Speaking of the Empress, this is an etching my gent did for me many years ago. I was beginning to get more involved in learning the tarot and I happened to tell him that the cards most representing us (as far as elements and zodiac signs went) were the Emperor and Empress cards. Somewhere in that conversation I also mentioned (randomly, oh those old conversations were so random) my frustration with my very large ears that had just enough of a point, but not a point in which I could claim to be an elf. During that conversation he began working on this piece. At the random ear point he ended up giving his Empress proper pointy ears. 😉
I absolutely love this etching. It sits next to my side of the bed these days. Over the years I’ve tried to gently prod him into creating a full major arcana in this style. He thought about it for awhile, but alas his work schedule these days doesn’t give him a lot of time to tinker with etchings that can be rather time consuming. I’m still hoping though. The couple that makes tarot decks together stays together. That’s a saying, right? Artwork is copyright Myke Amend and reposted here with his permission of course.
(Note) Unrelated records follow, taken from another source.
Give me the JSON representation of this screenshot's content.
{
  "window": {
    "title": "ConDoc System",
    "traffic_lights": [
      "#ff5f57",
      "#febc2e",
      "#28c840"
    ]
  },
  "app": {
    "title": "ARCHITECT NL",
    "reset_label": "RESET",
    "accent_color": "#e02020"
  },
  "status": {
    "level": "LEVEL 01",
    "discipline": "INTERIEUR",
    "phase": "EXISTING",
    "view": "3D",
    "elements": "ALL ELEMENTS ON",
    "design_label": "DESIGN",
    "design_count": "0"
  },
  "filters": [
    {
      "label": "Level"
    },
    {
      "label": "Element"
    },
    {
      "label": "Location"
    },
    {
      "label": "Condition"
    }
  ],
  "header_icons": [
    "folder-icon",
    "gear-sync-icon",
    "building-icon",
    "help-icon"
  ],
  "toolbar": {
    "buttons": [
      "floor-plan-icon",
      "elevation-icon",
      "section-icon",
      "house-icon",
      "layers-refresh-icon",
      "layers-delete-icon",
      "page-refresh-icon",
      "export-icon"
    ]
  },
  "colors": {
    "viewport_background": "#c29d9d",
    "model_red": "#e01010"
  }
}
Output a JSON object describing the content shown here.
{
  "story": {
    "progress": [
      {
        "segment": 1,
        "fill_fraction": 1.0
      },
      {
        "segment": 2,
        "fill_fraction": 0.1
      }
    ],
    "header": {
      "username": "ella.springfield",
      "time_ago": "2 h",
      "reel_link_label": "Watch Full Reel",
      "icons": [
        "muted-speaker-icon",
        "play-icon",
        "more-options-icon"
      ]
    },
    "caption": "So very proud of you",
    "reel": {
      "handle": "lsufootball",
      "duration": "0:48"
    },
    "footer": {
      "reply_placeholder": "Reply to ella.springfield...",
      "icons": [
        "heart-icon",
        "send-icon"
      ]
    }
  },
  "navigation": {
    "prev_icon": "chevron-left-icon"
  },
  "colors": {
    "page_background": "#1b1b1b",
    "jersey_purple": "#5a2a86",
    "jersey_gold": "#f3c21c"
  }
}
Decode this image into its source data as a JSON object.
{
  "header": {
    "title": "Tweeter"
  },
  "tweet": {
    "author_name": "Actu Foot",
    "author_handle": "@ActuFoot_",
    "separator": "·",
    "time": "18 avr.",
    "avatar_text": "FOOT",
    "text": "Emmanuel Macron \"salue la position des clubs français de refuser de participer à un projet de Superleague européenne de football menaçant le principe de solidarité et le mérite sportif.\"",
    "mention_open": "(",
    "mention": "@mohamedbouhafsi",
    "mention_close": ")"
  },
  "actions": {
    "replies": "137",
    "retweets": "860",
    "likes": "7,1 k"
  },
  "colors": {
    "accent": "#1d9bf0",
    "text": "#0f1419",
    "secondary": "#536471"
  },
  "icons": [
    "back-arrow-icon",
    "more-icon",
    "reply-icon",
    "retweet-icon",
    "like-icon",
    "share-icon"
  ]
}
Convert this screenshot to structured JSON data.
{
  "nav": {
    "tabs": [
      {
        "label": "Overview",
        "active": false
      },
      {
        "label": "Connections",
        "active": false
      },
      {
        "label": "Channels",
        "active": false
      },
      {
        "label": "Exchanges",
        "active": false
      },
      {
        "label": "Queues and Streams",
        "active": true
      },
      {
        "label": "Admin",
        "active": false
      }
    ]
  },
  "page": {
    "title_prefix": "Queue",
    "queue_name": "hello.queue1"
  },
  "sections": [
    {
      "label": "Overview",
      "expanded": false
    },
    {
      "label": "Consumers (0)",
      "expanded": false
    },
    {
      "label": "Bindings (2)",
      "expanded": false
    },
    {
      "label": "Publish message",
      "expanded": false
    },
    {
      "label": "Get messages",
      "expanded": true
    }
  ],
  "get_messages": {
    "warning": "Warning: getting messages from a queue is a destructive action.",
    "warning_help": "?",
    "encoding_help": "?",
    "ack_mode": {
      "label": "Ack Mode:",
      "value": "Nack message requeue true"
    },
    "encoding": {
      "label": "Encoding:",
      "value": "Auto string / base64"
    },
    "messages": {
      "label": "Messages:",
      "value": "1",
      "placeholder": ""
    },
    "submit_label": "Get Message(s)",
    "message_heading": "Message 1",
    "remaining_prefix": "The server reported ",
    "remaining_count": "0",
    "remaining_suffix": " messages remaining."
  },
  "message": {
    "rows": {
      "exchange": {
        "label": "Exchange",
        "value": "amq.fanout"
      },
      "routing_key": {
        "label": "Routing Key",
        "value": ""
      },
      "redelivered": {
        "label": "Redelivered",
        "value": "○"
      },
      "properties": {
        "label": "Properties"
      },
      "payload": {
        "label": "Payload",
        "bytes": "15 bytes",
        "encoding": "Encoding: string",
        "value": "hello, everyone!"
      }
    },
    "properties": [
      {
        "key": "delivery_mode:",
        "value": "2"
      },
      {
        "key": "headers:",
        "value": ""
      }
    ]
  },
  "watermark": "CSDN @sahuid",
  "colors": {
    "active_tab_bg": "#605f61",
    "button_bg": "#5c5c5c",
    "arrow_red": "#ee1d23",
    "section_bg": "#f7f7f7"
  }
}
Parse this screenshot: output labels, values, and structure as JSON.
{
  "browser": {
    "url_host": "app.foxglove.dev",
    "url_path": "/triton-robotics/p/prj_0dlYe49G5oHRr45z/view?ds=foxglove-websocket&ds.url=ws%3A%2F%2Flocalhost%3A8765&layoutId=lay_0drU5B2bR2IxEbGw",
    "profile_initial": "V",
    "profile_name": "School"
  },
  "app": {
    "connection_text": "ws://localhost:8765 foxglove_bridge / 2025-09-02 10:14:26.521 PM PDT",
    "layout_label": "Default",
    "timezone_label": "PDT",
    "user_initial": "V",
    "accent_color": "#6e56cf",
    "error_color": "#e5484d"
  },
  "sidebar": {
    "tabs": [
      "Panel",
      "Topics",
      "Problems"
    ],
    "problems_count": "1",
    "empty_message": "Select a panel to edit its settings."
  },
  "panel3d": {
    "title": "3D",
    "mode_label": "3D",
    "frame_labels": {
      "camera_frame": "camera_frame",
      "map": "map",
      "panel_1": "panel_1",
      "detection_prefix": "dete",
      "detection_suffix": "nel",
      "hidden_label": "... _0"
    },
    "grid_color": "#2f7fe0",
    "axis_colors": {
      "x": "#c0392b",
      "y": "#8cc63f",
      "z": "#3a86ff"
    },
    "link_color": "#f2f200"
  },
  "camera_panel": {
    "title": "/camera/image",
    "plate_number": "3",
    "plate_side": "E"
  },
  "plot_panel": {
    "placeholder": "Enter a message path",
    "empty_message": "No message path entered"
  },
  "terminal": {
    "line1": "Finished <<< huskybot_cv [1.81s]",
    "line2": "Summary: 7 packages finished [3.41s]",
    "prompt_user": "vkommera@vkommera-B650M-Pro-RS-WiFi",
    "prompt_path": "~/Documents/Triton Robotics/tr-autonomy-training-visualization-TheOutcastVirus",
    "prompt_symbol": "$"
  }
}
The one thing I didn’t mention in my Emperor card of the day post was how I always view that card as representing my gent. He is the sun to my moon. I remember reading once that Aries is related to the Emperor card as Taurus is related to the Empress card. This is he and I respectively, though I have since learned it kind of depends on who you ask about sun signs and their related tarot cards. The point being, when I do these cards in my decks I think of he and I. So much so that he’s actually the model for my Sepia Stains Emperor card. So I find it interesting to get the Empress card the day after the other.
If the Emperor is the father of the tarot the Empress is its mother. She represents fertility, beauty and expression through creativity. She represents how I look upon the world. I see the beauty in nature, the beauty in creation, and just how incredible our world is when we take a good look at it. I think after having gone through all that fuss of the first major holiday in my home, the days after felt like a moment to take a breath and smile; to look around me and see how beautiful my world is and how that beauty tries to present itself in all that I do. I hope it does at least.
That said, the Empress card here is from my Attic Halloween Tarot. The appearance of this Empress may seem to contradict a few of those thoughts and I’m not sure if my explanation behind it will help that any. The card is also titled The Immortal Masquerade and pictures a once beautiful woman who has lived many years and puts her beauty back on in the form of a mask before she goes back into the world. She’s surrounded by beautiful things, but also reminders that beauty is fleeting. Her eyes are bright though and she has learned a thing or two over her many years. What you see might be cracking but what lay beneath is eternal. When I made the card I played Berlin’s Masquerade over and over. Lyrically it’s a bit of a strange melancholy song, but the melody is upbeat and it just makes me happy, just as the Empress card makes me happy. The strange lass looking over the card is my Lizzy Borden Living Dead Doll (why yes, I am the keeper of strange things) and she was helping me with some product photography and just had to throw herself into the mix.